Above all else, it’s important to know you’re not alone. Join ALZConnected, the Alzheimer’s Association’s online support community, and share what response strategies have worked for you and get more ideas from other caregivers.

How California is Addressing Alzheimer’s

As a country, we face significant challenges from Alzheimer’s disease. Currently, the neuro-degenerative disease affects between 4 million and 7 million people in the United States, and doctors expect to diagnose more than 14 million people by 2050.

In California, Alzheimer’s disease is the sixth leading cause of death. The effect on people’s lives is enormous, and it comes with a hefty financial bill as well: It’s estimated $100 billion is being spent annually to treat Alzheimer’s patients.

Fortunately, California has a four-part plan in place to address the growing Alzheimer’s crisis. It includes:

Eliminating stigma

The first step in California’s plan is to spread awareness and acceptance of Alzheimer’s disease. This involves public education and developing public information and educational materials.

Ensuring Access to High-Quality, Coordinated Care

California wants to make sure Alzheimer’s who want and can stay in their homes can do so. With coordinated care plans, more patients will have this options.

Establishing a Comprehensive Approach to Support Family Caregivers

The state’s initiative will focus on unpaid family caregivers.
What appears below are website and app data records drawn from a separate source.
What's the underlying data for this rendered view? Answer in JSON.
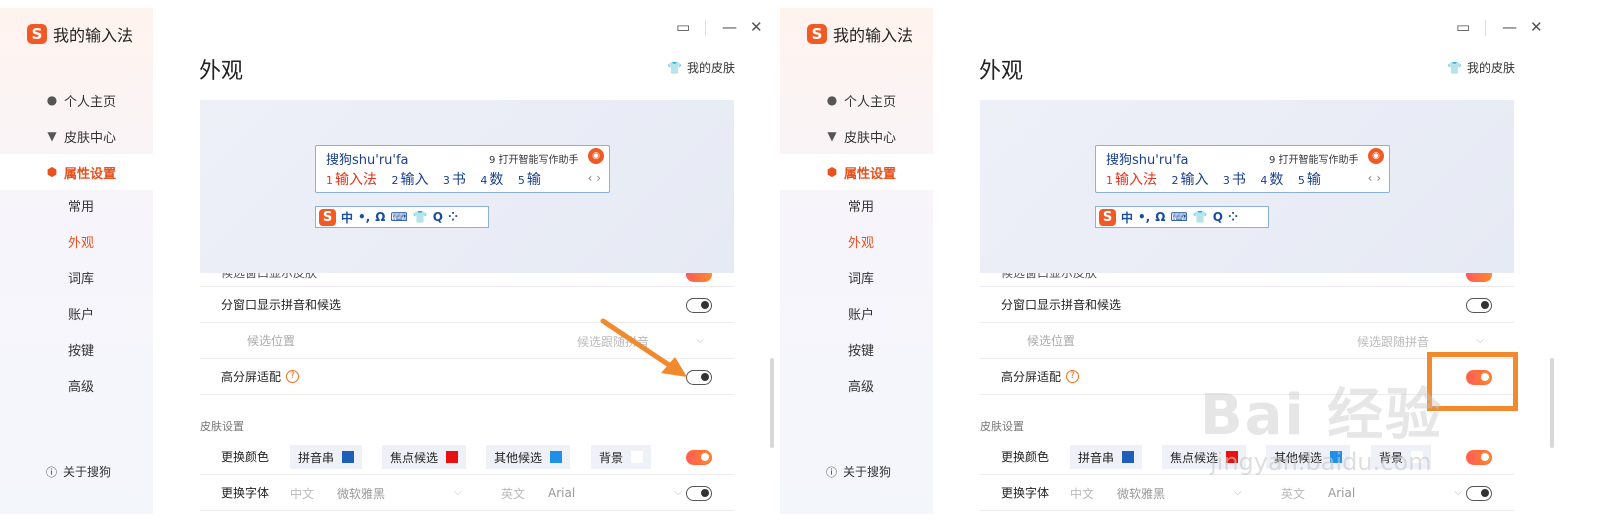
{
  "windows": [
    {
      "id": "left",
      "app_title": "我的输入法",
      "nav": [
        {
          "label": "个人主页",
          "icon": "user-icon"
        },
        {
          "label": "皮肤中心",
          "icon": "shirt-icon"
        },
        {
          "label": "属性设置",
          "icon": "gear-icon",
          "active": true
        }
      ],
      "subnav": [
        "常用",
        "外观",
        "词库",
        "账户",
        "按键",
        "高级"
      ],
      "active_sub": "外观",
      "about": "关于搜狗",
      "page_title": "外观",
      "my_skin": "我的皮肤",
      "preview": {
        "pinyin": "搜狗shu'ru'fa",
        "assist": "9 打开智能写作助手",
        "candidates": [
          {
            "n": "1",
            "w": "输入法"
          },
          {
            "n": "2",
            "w": "输入"
          },
          {
            "n": "3",
            "w": "书"
          },
          {
            "n": "4",
            "w": "数"
          },
          {
            "n": "5",
            "w": "输"
          }
        ],
        "status_bar": [
          "中",
          "•,",
          "Ω",
          "⌨",
          "👕",
          "Q",
          "⁘"
        ]
      },
      "rows": {
        "split_window": "分窗口显示拼音和候选",
        "cand_position": "候选位置",
        "cand_position_value": "候选跟随拼音",
        "high_dpi": "高分屏适配",
        "high_dpi_on": false,
        "skin_section": "皮肤设置",
        "change_color": "更换颜色",
        "chips": [
          {
            "label": "拼音串",
            "color": "#1f5fb8"
          },
          {
            "label": "焦点候选",
            "color": "#e81010"
          },
          {
            "label": "其他候选",
            "color": "#1f8fe8"
          },
          {
            "label": "背景",
            "color": "#ffffff"
          }
        ],
        "change_font": "更换字体",
        "font_cn_label": "中文",
        "font_cn": "微软雅黑",
        "font_en_label": "英文",
        "font_en": "Arial"
      }
    },
    {
      "id": "right",
      "app_title": "我的输入法",
      "nav": [
        {
          "label": "个人主页",
          "icon": "user-icon"
        },
        {
          "label": "皮肤中心",
          "icon": "shirt-icon"
        },
        {
          "label": "属性设置",
          "icon": "gear-icon",
          "active": true
        }
      ],
      "subnav": [
        "常用",
        "外观",
        "词库",
        "账户",
        "按键",
        "高级"
      ],
      "active_sub": "外观",
      "about": "关于搜狗",
      "page_title": "外观",
      "my_skin": "我的皮肤",
      "preview": {
        "pinyin": "搜狗shu'ru'fa",
        "assist": "9 打开智能写作助手",
        "candidates": [
          {
            "n": "1",
            "w": "输入法"
          },
          {
            "n": "2",
            "w": "输入"
          },
          {
            "n": "3",
            "w": "书"
          },
          {
            "n": "4",
            "w": "数"
          },
          {
            "n": "5",
            "w": "输"
          }
        ],
        "status_bar": [
          "中",
          "•,",
          "Ω",
          "⌨",
          "👕",
          "Q",
          "⁘"
        ]
      },
      "rows": {
        "split_window": "分窗口显示拼音和候选",
        "cand_position": "候选位置",
        "cand_position_value": "候选跟随拼音",
        "high_dpi": "高分屏适配",
        "high_dpi_on": true,
        "skin_section": "皮肤设置",
        "change_color": "更换颜色",
        "chips": [
          {
            "label": "拼音串",
            "color": "#1f5fb8"
          },
          {
            "label": "焦点候选",
            "color": "#e81010"
          },
          {
            "label": "其他候选",
            "color": "#1f8fe8"
          },
          {
            "label": "背景",
            "color": "#ffffff"
          }
        ],
        "change_font": "更换字体",
        "font_cn_label": "中文",
        "font_cn": "微软雅黑",
        "font_en_label": "英文",
        "font_en": "Arial"
      }
    }
  ],
  "watermark": {
    "text": "Bai 经验",
    "sub": "jingyan.baidu.com"
  },
  "accent": "#e8501c",
  "annotation_color": "#f08a2c"
}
California is working to develop more professional guidance, training, and resources.

Developing an Alzheimer’s-proficient Workforce
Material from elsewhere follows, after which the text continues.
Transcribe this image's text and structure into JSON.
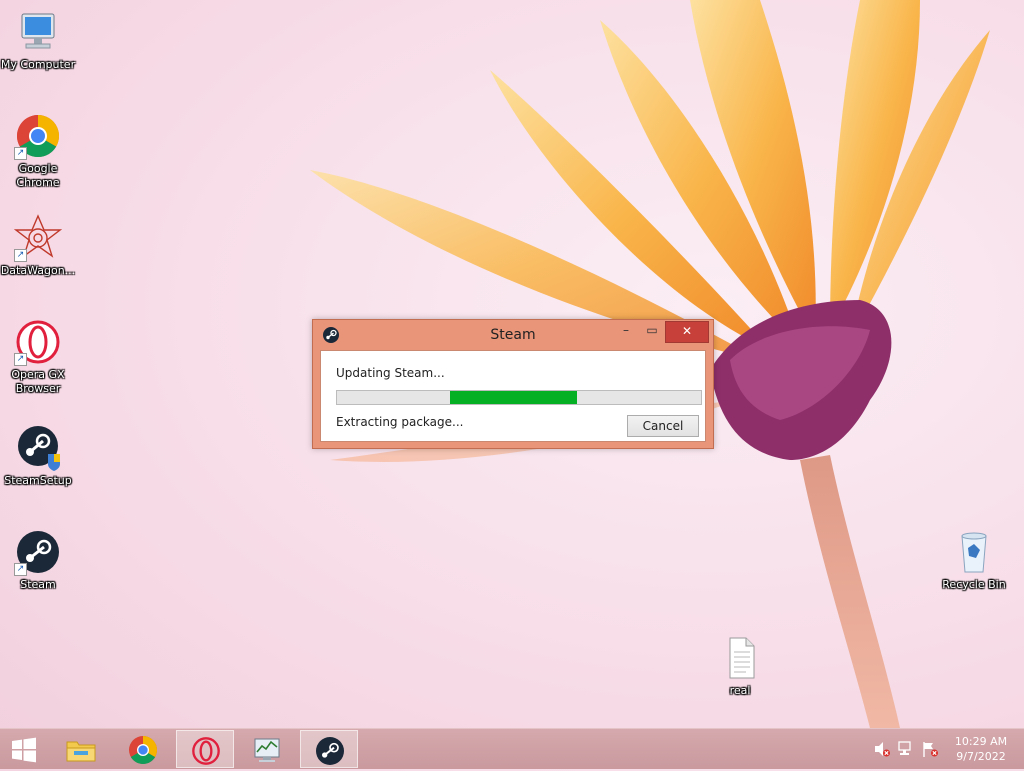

Truly addressing the Alzheimer’s crisis requires training medical staff in basic dementia sensitivity. California Alzheimer’s Disease Centers will lead the way in training healthcare workers.

A diagnosis of Alzheimer’s doesn’t always mean moving into a nursing home. With technology like EasyCall, seniors can keep their independence and stay in their homes. EasyCall ensures help is never further than the push of a button.

Four Signs You’re Ready for a Medical Alert System

Are you considering a medical alert system like EasyCall for a loved one? If you have an older family member or loved one who’s still active and independent but might need help in case of an emergency, then EasyCall might be right for you. Here are four signs you’re ready for EasyCall.

You’re Worried About Their Safety

If you find yourself worrying about the safety of your loved ones, you can get peace of mind with a medical alert system, like EasyCall. With our fall detection technology, help is automatically summoned when an accident occurs.

They’ve Recently Had a Medical Issue

Many doctors will recommend their patients get a medical alert system after a medical procedure. From surgery to routine procedures, it can take a long time to recover to full health. In the meantime, EasyCall is there as your 24/7 helper.

They’re on Medication

Dizziness is a common side effect of several medications. Dizziness can lead to falls, and falls are a leading cause of mortality among seniors. If your loved one is taking a medication that causes dizziness, nausea or impairs their motor skills, having EasyCall by their side can give you and them peace of mind.

You’re Too Far to Help

These days, many of us live far away from our elderly family members. If you can’t be there to help, Easycall can. EasyCall lets you create a customized response plan. If you’d rather a nearby friend or neighbor get the first call in the case of an emergency we can do that. We can also immediately dispatch police, fire, or an ambulance. It’s up to you.

Getting help fast is critical in an emergency. With EasyCall, you can be sure help is always there at the push of a button.